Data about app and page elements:
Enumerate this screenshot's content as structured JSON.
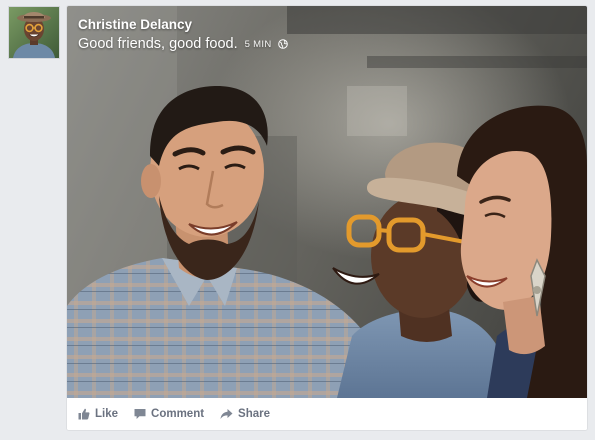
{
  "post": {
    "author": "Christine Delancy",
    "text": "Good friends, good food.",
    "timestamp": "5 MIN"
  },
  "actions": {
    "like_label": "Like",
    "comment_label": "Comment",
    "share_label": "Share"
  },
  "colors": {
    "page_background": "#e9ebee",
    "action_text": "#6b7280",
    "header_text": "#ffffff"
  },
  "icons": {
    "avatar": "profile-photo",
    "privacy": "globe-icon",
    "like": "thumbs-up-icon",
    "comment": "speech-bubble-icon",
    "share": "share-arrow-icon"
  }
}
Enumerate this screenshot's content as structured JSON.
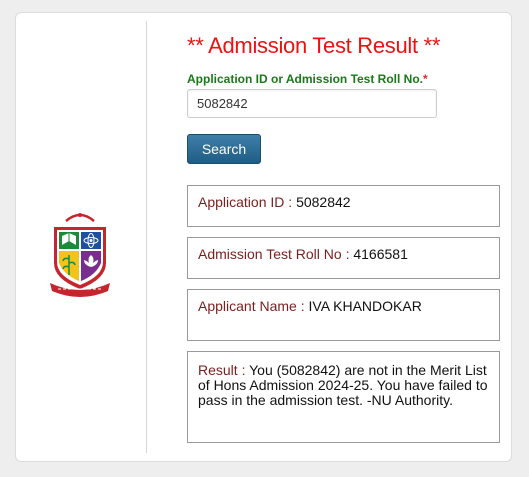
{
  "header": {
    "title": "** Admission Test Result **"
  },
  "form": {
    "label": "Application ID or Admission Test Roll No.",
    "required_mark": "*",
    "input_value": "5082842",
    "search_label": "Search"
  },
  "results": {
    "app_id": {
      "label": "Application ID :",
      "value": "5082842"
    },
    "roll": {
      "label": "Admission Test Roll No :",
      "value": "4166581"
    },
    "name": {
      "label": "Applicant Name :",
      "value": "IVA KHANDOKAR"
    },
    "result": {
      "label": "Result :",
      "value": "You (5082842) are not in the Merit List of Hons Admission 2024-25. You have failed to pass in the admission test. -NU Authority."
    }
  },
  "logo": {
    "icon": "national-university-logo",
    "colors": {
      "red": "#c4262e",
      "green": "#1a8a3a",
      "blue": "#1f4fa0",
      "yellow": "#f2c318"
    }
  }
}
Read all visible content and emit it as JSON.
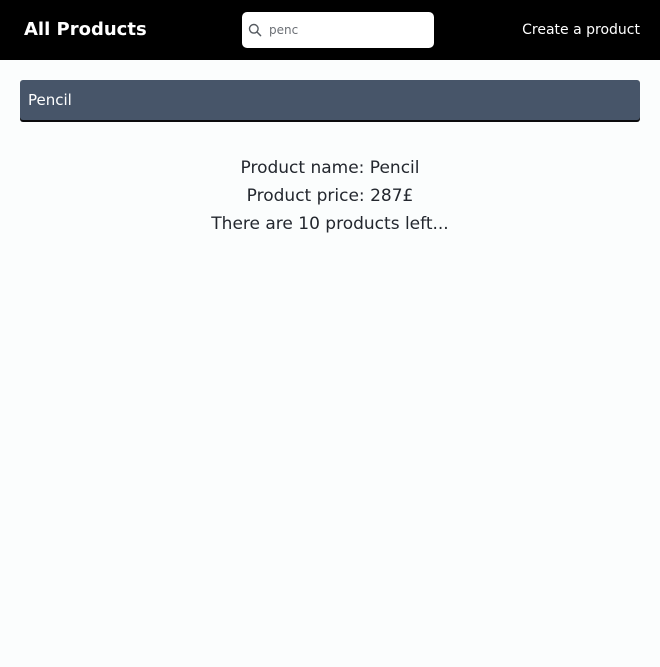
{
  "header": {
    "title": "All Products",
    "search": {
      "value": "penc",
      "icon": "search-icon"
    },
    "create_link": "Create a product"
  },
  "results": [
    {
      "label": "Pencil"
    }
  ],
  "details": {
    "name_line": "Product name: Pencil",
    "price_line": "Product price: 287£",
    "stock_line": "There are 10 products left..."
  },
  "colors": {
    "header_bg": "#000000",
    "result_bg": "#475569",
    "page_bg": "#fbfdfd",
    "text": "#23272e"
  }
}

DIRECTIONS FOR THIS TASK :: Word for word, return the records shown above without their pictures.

EXERCISE ANSWER ::
Enumerate this screenshot's content as structured JSON.
{
  "post": {
    "author": "Christine Delancy",
    "text": "Good friends, good food.",
    "timestamp": "5 MIN"
  },
  "actions": {
    "like_label": "Like",
    "comment_label": "Comment",
    "share_label": "Share"
  },
  "colors": {
    "page_background": "#e9ebee",
    "action_text": "#6b7280",
    "header_text": "#ffffff"
  },
  "icons": {
    "avatar": "profile-photo",
    "privacy": "globe-icon",
    "like": "thumbs-up-icon",
    "comment": "speech-bubble-icon",
    "share": "share-arrow-icon"
  }
}
Enumerate this screenshot's content as structured JSON.
{
  "header": {
    "title": "** Admission Test Result **"
  },
  "form": {
    "label": "Application ID or Admission Test Roll No.",
    "required_mark": "*",
    "input_value": "5082842",
    "search_label": "Search"
  },
  "results": {
    "app_id": {
      "label": "Application ID :",
      "value": "5082842"
    },
    "roll": {
      "label": "Admission Test Roll No :",
      "value": "4166581"
    },
    "name": {
      "label": "Applicant Name :",
      "value": "IVA KHANDOKAR"
    },
    "result": {
      "label": "Result :",
      "value": "You (5082842) are not in the Merit List of Hons Admission 2024-25. You have failed to pass in the admission test. -NU Authority."
    }
  },
  "logo": {
    "icon": "national-university-logo",
    "colors": {
      "red": "#c4262e",
      "green": "#1a8a3a",
      "blue": "#1f4fa0",
      "yellow": "#f2c318"
    }
  }
}
Read all visible content and emit it as JSON.
{
  "header": {
    "title": "All Products",
    "search": {
      "value": "penc",
      "icon": "search-icon"
    },
    "create_link": "Create a product"
  },
  "results": [
    {
      "label": "Pencil"
    }
  ],
  "details": {
    "name_line": "Product name: Pencil",
    "price_line": "Product price: 287£",
    "stock_line": "There are 10 products left..."
  },
  "colors": {
    "header_bg": "#000000",
    "result_bg": "#475569",
    "page_bg": "#fbfdfd",
    "text": "#23272e"
  }
}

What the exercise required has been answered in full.